Already, machines are learning to do certain jobs that once seemed confined to humans, from elder care to wealth management to art. The question is what will happen if these jobs also disappear. The NY Times summarizes a new working paper from the National Bureau of Economic Research that shows how the recession accelerated the displacement of these midwage jobs.

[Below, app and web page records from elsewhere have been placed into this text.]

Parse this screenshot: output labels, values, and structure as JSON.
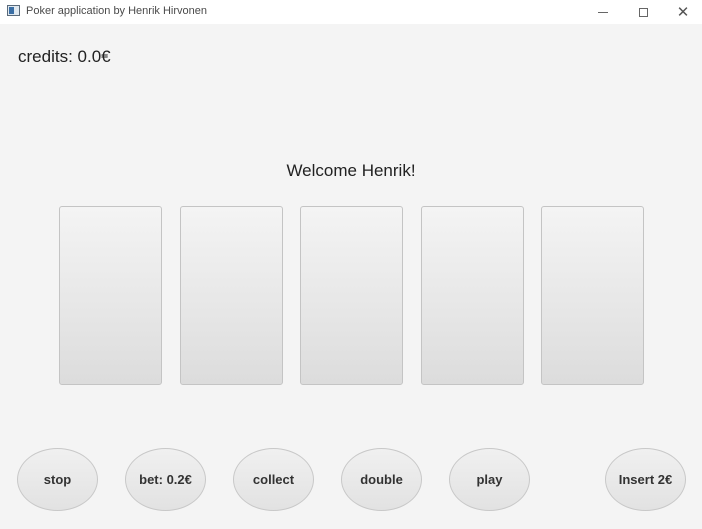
{
  "window": {
    "title": "Poker application by Henrik Hirvonen"
  },
  "credits_text": "credits: 0.0€",
  "welcome_text": "Welcome Henrik!",
  "cards": [
    {
      "slot": 1,
      "face": ""
    },
    {
      "slot": 2,
      "face": ""
    },
    {
      "slot": 3,
      "face": ""
    },
    {
      "slot": 4,
      "face": ""
    },
    {
      "slot": 5,
      "face": ""
    }
  ],
  "buttons": {
    "stop": "stop",
    "bet": "bet: 0.2€",
    "collect": "collect",
    "double": "double",
    "play": "play",
    "insert": "Insert 2€"
  }
}
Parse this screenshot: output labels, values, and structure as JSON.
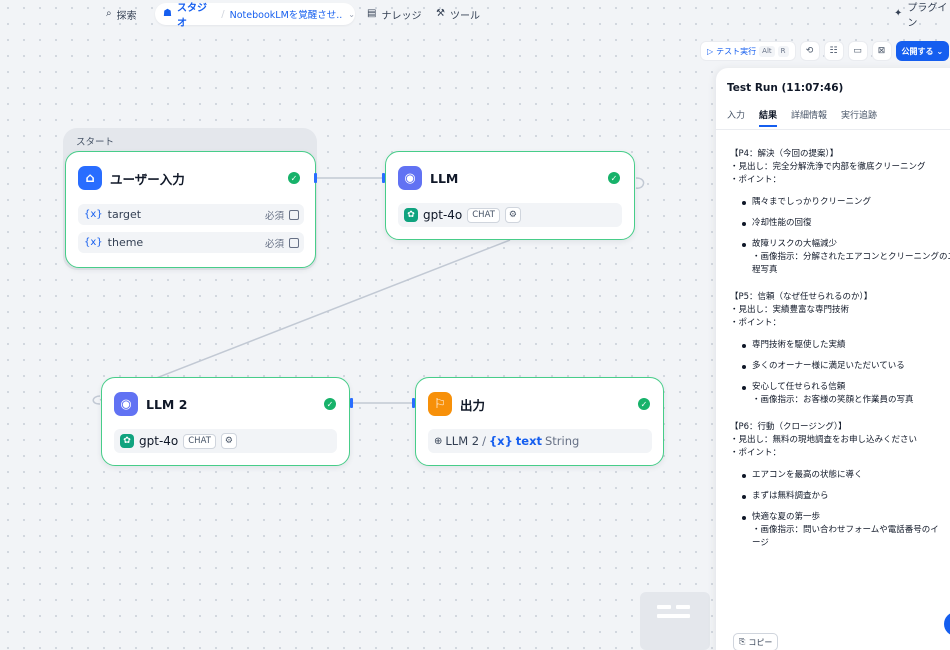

Where did those jobs go? Part of the answer lies in Silicon Valley. It is no coincidence that many of those jobs entail the same repetitive tasks that computers, robots and other machines are uniquely suited to perform, from robots loading conveyor belts in factories to Kayak.com selling airline tickets... the recession accelerated the displacement of these midwage jobs. As technology now encroaches on jobs that people assumed would always belong to humans, it is useful to consider those most affected by the job displacement so far: the young, the less educated and men.